On a personal level the ndis has open many new opportunities and experiences. For the first time I am in the drivers seat of designing my own support network.  Under my ndis agreement I am self-managing my plan. This allows me to decide how I want to be supported. Do I want more direct support hours or do I want to invest in technology to improve my safety and independence? In my current support plan I am hoping for the latter.  In previous posts I have shared some of the payment structures issues.  Putting that aside the ndis has given me the opportunity to engage my own support workers and structure my team in the way that best meets my needs. 

Other opportunities I had under the ndis are to list my Small Business; extend my visual arts practice; exhibit my artwork in new places; and improve my independence through physio. I have tried a few times before to keep walking on my feet.  With regular physio visits and better treatment of my chronic health conditions, I am now successfully walking independently for short periods of time.  

The ndis has allowed me to set my own goals and determine how I wanted to achieve them.  For many years others determined how I would be supported and it wasn't always the appropriate. The ndis has given some participants the freedom to engage their own support staff. This is not a option for everyone nor is it a option everyone wants to undertake engaging their own staff.  However their are new services on the block that offer all participants the opportunity to engage support workers of their choosing. 

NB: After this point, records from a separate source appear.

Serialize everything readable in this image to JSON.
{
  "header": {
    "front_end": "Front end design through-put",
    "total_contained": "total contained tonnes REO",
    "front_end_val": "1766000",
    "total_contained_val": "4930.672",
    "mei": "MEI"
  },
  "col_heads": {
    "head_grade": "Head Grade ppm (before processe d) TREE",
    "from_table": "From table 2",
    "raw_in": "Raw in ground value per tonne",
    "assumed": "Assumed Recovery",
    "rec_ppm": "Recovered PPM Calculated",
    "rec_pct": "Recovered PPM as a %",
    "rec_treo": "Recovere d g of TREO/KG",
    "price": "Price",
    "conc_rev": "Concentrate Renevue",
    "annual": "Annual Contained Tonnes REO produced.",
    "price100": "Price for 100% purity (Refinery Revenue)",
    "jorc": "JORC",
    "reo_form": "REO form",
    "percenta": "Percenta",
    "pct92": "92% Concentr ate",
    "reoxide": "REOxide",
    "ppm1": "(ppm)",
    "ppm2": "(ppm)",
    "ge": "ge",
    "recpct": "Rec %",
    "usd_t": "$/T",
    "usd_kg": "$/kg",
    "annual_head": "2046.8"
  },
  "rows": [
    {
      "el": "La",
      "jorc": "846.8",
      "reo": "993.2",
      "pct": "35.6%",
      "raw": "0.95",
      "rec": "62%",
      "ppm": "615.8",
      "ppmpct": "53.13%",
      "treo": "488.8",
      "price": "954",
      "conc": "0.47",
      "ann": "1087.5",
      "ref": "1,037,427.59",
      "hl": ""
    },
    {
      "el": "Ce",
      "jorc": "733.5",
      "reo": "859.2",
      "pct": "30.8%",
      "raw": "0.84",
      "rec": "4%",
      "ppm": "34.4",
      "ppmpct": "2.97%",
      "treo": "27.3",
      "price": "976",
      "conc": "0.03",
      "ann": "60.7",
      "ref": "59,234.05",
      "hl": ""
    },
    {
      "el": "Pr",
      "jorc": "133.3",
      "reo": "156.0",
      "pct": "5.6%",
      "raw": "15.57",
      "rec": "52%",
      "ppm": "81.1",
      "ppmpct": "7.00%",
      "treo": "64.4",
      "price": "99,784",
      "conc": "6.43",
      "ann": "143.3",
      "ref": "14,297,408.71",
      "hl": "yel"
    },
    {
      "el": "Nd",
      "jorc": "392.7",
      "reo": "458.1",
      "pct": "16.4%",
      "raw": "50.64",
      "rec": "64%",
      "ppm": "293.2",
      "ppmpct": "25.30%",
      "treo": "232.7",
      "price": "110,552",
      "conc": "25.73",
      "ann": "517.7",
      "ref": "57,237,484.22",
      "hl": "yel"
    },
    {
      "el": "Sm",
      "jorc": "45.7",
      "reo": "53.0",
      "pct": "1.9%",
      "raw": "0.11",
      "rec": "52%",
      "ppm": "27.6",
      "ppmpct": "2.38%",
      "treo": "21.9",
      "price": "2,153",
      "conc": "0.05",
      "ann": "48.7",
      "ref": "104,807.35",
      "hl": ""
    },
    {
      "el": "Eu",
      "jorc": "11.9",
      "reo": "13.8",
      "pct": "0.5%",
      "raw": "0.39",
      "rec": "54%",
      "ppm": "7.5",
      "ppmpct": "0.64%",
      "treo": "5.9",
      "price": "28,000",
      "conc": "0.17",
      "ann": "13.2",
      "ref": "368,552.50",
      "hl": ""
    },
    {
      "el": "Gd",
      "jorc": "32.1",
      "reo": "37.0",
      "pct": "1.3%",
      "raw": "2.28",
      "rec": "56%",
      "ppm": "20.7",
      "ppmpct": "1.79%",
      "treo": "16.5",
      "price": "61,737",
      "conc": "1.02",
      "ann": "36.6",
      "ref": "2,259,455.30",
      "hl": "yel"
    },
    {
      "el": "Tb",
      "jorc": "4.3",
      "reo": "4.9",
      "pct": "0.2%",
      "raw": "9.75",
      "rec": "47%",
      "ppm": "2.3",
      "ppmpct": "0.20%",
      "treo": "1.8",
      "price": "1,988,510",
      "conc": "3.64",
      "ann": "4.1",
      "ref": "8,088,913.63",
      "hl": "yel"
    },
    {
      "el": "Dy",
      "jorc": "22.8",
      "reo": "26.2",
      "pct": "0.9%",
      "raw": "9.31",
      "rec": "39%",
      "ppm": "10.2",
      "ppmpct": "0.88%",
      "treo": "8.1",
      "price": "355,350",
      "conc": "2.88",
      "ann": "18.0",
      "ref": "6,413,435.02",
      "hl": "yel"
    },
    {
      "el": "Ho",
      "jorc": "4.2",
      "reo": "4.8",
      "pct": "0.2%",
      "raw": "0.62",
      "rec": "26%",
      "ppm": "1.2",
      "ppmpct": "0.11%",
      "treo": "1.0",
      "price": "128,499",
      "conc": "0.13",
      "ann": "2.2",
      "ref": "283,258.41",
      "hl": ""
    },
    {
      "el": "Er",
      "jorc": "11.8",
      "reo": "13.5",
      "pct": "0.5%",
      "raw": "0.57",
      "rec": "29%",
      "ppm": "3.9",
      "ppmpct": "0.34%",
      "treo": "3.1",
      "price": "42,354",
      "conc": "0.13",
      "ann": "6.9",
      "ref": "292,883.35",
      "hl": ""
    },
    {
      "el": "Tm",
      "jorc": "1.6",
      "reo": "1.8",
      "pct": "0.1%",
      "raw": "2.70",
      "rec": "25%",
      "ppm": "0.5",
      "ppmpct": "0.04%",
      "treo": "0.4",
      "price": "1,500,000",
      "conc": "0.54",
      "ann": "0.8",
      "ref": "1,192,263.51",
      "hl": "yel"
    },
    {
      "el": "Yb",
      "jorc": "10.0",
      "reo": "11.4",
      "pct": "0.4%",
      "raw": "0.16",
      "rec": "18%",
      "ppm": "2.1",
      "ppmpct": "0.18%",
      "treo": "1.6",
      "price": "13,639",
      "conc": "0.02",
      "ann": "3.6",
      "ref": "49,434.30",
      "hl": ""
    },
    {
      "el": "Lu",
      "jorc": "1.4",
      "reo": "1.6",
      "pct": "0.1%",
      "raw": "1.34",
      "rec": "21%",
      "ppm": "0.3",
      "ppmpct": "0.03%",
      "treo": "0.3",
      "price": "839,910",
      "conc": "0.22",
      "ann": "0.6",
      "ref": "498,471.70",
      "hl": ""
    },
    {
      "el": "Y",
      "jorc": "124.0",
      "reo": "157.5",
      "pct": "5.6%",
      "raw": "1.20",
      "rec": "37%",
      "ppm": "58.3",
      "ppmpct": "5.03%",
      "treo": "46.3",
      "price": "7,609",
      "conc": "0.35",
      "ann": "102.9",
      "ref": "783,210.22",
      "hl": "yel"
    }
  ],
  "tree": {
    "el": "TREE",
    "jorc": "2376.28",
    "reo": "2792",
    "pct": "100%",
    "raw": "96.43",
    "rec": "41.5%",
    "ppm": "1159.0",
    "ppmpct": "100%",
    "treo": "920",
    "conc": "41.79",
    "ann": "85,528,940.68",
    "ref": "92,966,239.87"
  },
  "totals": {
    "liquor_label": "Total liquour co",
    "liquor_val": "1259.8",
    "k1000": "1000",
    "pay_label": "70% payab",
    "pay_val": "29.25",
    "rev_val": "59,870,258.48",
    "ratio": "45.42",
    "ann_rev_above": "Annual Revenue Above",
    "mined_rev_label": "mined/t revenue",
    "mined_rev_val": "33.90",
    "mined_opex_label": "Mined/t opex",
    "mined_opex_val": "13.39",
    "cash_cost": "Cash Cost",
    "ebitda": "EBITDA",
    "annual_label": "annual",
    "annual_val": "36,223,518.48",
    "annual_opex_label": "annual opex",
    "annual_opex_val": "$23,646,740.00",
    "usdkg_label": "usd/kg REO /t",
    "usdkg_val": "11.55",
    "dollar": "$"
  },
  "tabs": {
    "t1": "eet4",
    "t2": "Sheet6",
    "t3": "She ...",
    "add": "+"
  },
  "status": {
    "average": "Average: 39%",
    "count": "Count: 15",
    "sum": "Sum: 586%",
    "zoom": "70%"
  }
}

Online platforms such as Mable and Hire-up allow you to hire your own support team under the traditional banner of a support service. The are also disability support services that will assist you to self-direct your supports.  This is the type of new opportunities ndis hoped to deliver.  Traditional support services do not suit everyone and they can't offer the flexibility some who is studying, working full-time or running their own business needs.  Participants with fixed commitments or responsibilities for others can not rely on supports staff that are inconsistent or varied times of support.

Services such as hirer up recognize that supports work best when support workers and participants share a common interest. In my case that is arts and craft; gardening and fitness. So in self-directing I have sort staff with the same interest as me.  These online platforms allows works to communicate and meet-up before agreeing to work together.  Hirer-up also allows you to hire your own staff and have them register with them as the employee.  If you have your own team you can hide your profile and workers profiles from public view, so you can access their bookings; payments and invoices service. Participants also set up their own support plans for their workers to access on,  Hirer-up can be access by all participants regardless of how their plans are administrated.

I believe all providers can learn to create new opportunities for their participants using the traditional support service structure of governance.  We need to learn to give participants a chance to shine rather than over protecting them from the what ifs.' We can continue to offer duty of care and risk management through our policies and procedures.

Let's no let own fears deny others the opportunity to shine. Let's empower participants 'to have a go' because we never know just when we will discover a new shining star.  Let's give the key principles of the ndis a fair go!